Computes Residue Accessibility and SASA
acc.dssp(pdb, dssp = 'compute', aa = 'all')
pdb is either a PDB id, or the path to a pdb file.
dssp string indicating the preferred method to obtain the dssp file. It must be either ‘compute’ or ‘mkdssp.
aa one letter code for the amino acid of interest, or ‘all’ for all the protein residues.

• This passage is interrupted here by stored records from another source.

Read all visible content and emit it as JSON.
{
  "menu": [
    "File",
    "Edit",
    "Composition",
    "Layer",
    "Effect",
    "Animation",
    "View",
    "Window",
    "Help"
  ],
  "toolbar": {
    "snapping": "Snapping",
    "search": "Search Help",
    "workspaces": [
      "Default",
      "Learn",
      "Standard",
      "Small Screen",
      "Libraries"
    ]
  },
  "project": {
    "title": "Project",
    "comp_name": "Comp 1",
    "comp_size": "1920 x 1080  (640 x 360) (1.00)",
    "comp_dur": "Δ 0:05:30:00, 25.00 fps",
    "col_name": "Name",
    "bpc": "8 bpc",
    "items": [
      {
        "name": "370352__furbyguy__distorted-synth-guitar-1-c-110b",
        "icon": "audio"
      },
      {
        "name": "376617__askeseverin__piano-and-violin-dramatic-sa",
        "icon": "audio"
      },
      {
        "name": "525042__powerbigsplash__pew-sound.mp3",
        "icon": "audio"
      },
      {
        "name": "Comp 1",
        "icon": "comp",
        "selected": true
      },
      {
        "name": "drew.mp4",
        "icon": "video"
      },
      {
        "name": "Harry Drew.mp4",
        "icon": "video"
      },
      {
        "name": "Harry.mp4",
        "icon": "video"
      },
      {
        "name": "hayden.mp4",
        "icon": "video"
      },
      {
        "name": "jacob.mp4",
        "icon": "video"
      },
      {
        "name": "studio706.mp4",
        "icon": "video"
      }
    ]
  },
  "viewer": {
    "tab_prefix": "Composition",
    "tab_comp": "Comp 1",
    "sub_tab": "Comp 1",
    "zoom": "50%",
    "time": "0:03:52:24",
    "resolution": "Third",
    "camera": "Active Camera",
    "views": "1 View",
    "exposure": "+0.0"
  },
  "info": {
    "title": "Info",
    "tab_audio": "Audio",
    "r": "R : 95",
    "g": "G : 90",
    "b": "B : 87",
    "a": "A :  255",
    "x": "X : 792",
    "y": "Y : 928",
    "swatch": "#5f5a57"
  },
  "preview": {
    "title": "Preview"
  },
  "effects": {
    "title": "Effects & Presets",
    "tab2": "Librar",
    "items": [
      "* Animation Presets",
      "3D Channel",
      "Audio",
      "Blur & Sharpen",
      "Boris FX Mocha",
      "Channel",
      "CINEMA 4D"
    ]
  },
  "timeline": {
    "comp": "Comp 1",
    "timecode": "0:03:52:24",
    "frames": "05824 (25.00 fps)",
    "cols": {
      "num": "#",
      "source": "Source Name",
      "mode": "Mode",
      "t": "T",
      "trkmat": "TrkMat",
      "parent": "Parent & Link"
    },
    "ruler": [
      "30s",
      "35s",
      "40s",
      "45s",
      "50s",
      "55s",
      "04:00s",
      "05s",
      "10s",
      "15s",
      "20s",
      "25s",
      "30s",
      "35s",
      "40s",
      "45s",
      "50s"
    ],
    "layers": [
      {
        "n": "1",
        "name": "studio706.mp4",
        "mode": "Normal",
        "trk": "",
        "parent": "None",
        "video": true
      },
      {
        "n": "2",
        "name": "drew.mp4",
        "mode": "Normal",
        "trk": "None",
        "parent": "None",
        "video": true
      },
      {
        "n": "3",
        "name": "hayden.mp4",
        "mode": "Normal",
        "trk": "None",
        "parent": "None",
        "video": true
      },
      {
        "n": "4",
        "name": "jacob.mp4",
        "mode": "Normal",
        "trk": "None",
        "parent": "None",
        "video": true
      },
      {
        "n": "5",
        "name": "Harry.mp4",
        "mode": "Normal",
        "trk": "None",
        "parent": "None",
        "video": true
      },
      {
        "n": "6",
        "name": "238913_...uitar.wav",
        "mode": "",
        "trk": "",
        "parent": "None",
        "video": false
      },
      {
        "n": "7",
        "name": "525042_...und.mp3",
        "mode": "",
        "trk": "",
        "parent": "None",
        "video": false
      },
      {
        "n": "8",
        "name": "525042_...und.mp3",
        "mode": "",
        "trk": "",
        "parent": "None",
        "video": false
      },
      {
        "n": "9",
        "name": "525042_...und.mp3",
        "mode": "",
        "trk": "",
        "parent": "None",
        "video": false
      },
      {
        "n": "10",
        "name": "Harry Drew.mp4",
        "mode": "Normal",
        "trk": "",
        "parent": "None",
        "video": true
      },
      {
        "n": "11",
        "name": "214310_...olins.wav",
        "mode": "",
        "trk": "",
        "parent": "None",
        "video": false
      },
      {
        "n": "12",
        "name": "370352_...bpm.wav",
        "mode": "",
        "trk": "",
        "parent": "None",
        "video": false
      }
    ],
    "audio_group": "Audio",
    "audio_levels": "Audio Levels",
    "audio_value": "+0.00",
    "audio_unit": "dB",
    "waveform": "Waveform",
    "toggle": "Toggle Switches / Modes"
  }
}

A dataframe where each row is an individual residue of the selected protein. The variables computed, among others, are: (i) the secondary structure (ss) element to which the residue belongs, (ii) the solvent accessible surface area (sasa) of each residue in square angstrom (Å²), and (iii) the accessibility (acc) computed as the percent of the sasa that the residue X would have in the tripeptide GXG with the polypeptide skeleton in an extended conformation and the side chain in the conformation most frequently observed in proteins. For the given PDB, the function obtains its corresponding DSSP file using the chosen method. The argument dssp allows two alternative methods: compute (by default, it calls to the function compute.dssp(), which in turn uses an API to run DSSP at the CMBI and
mkdssp (if you have installed DSSP on your system and in the search path for executables).
- Miller et al (1987) J. Mol. Biol. 196: 641-656.
- Touw et al (2015) Nucl. Ac. Res. 43(Database issue): D364-D368.
Analysis of protein commonly requires the partition of their structure into regions such as the surface, interior, or interface. Whenever you are interested into analysing such a partition in a particular protein, the following function of the ptm package may be of help:
The function acc.dssp() can be of help to detect changes in accessibilities (ACC) when the analysis shifts its focus from the monomer to the complex. To illustrate this point, let’s use the methonine S-adenosyltransferase from Ureaplasma ureliticum, which is a homotetramer, as an example.
uMAT <- acc.dssp(pdb = '6rjs') kable(head(uMAT))
If we define the protein-protein interface as the set of residues for which , we can provide some basic information about the protein-protein interface. For instance, the fraction of amino acid involved in this protein-protein interface can be computed as:
round(length(which(uMAT$delta_acc != 0))/nrow(uMAT), 3)
##  0.235
Or we may know the surface (in Å²) involved in this interface:
##  12153
And so on.